Following the tragic death of four cyclists on the January 8, 2006, North Wales Police carried out the biggest investigation into a road crash that they had ever undertaken, with the verdict delivered June 27, 2007.
The jury found there were a number of contributory factors to their deaths including a serious lack of communication between the North Wales Police, Conwy Borough Council and Denbighshire Council. The Coroner strongly criticised the decision of the Chief Crown Prosecutor not to prosecute the driver whose car collided with the cyclists.
After the hearing, the families' lawyer, William Hoskins, read out a statement on their behalf. "Following 18 months of unanswered questions and delays, which have added to the immense grief, and suffering caused by the tragic deaths of Dave, Maurice, Thomas and Wayne, the families are relieved that the Coroner and jury have conducted a thorough investigation into this tragic event. Our lawyers, on our behalf, made clear to the Chief Crown Prosecutor, our disbelief at the decision not to prosecute Mr Harris for driving offences.
"We remain unhappy with that decision in the light of the evidence heard by the Coroner. In fact, we feel badly let down by this decision and that Justice has not been served. We feel that in the light of the evidence that was available in the early hours of Sunday morning, the A547 should have been gritted before the fatal accident. However, we hope that this tragedy will cause lessons to be learned and that both the highway authorities involved and the Police will now take steps to ensure that protocols and procedures are revised to better protect the safety of all road users in the future."
British Cycling's President Brian Cookson and Chief Executive Peter King have both responded to the results of the inquest.
Brian Cookson described that "the whole of British Cycling was shocked by this terrible tragedy, and we were determined to do all we could as an organisation, to support the families. I'd like to offer our condolences and ongoing support to the families of Maurice, Dave, Thomas and Wayne."
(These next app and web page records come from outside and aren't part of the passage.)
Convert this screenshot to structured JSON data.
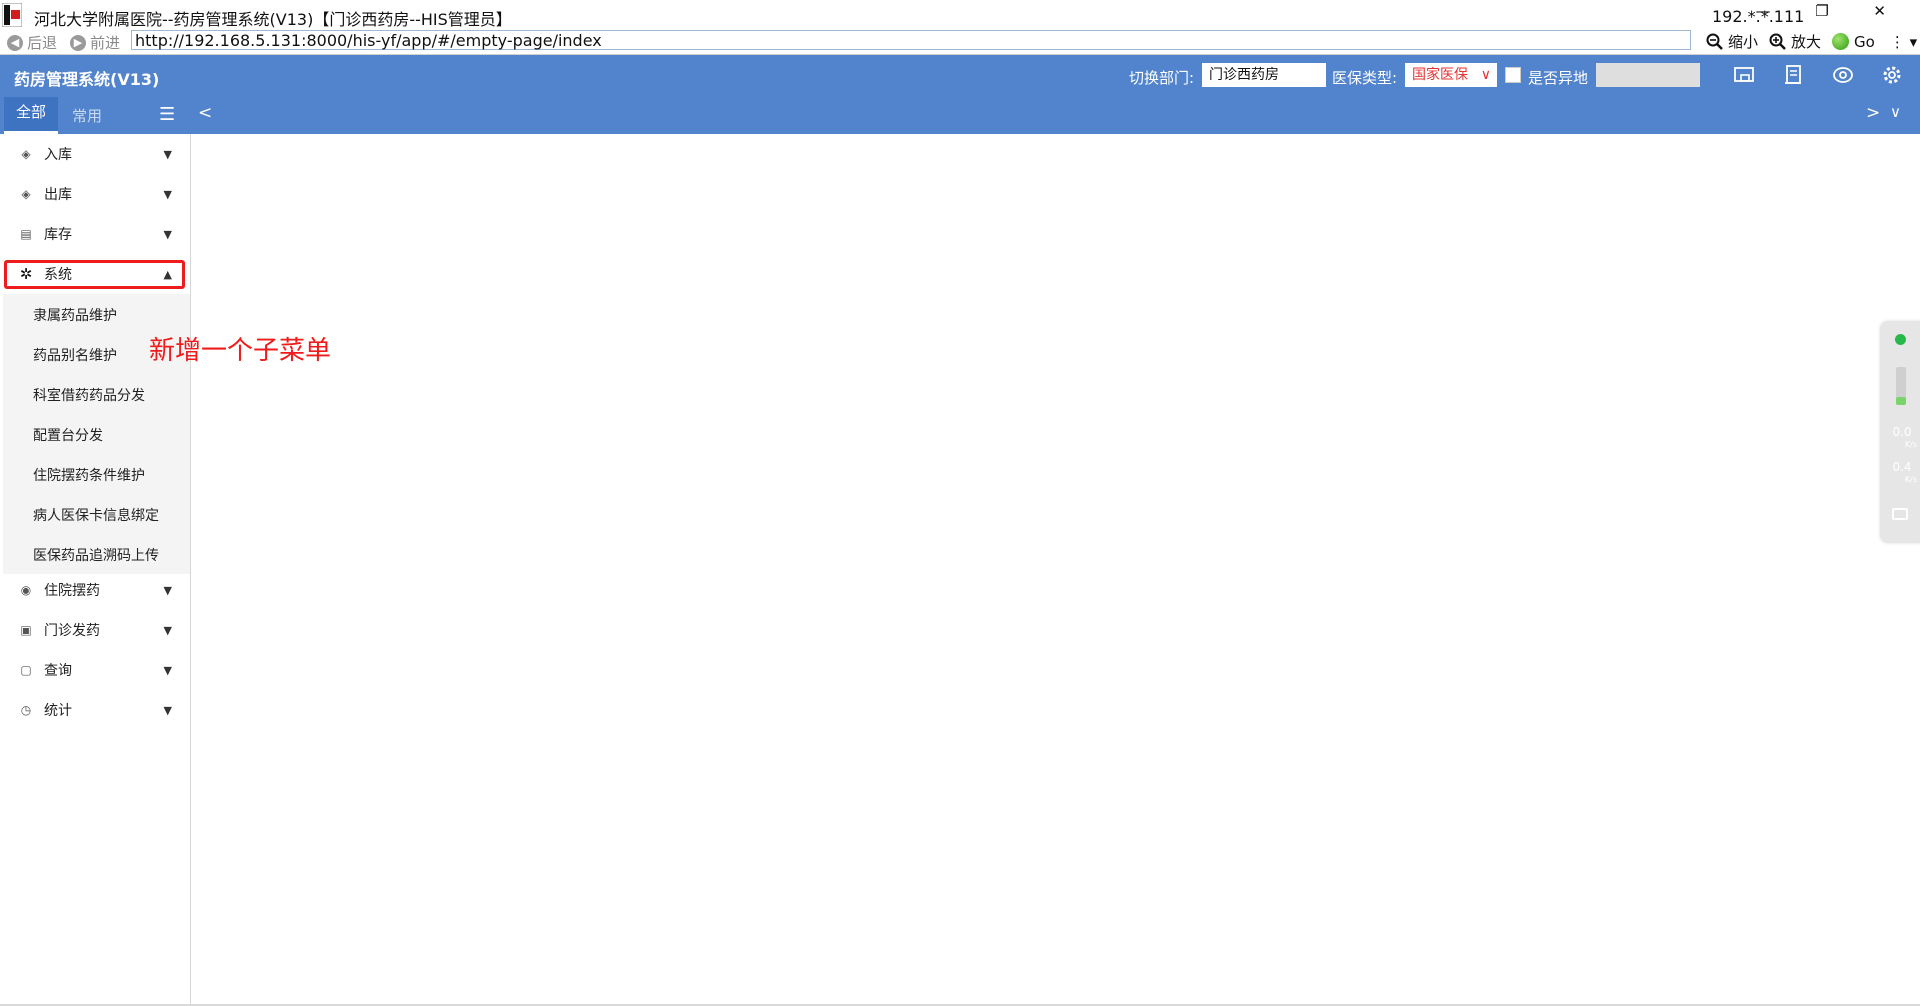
{
  "window": {
    "title": "河北大学附属医院--药房管理系统(V13)【门诊西药房--HIS管理员】",
    "ip": "192.*.*.111",
    "controls": "— ❐ ✕"
  },
  "browser": {
    "back_label": "后退",
    "forward_label": "前进",
    "url": "http://192.168.5.131:8000/his-yf/app/#/empty-page/index",
    "zoom_out_label": "缩小",
    "zoom_in_label": "放大",
    "go_label": "Go",
    "menu_label": "⋮ ▾"
  },
  "header": {
    "system_title": "药房管理系统(V13)",
    "switch_dept_label": "切换部门:",
    "dept_value": "门诊西药房",
    "insurance_type_label": "医保类型:",
    "insurance_type_value": "国家医保",
    "remote_label": "是否异地",
    "icons": [
      "screen-icon",
      "document-icon",
      "eye-swap-icon",
      "gear-icon"
    ]
  },
  "tabs": {
    "all_label": "全部",
    "fav_label": "常用"
  },
  "sidebar": {
    "items": [
      {
        "label": "入库"
      },
      {
        "label": "出库"
      },
      {
        "label": "库存"
      },
      {
        "label": "系统"
      },
      {
        "label": "住院摆药"
      },
      {
        "label": "门诊发药"
      },
      {
        "label": "查询"
      },
      {
        "label": "统计"
      }
    ],
    "system_subitems": [
      "隶属药品维护",
      "药品别名维护",
      "科室借药药品分发",
      "配置台分发",
      "住院摆药条件维护",
      "病人医保卡信息绑定",
      "医保药品追溯码上传"
    ]
  },
  "annotation": {
    "text": "新增一个子菜单",
    "color": "#ee1c1c"
  },
  "float_widget": {
    "upload_value": "0.0",
    "upload_unit": "K/s",
    "download_value": "0.4",
    "download_unit": "K/s"
  },
  "colors": {
    "header_blue": "#5184cc",
    "active_tab": "#3e73c1",
    "highlight_red": "#ee1c1c"
  }
}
Peter King mentioned that he is glad there was further investigation and that everybody involved had "a right to be concerned [with the initial finding]."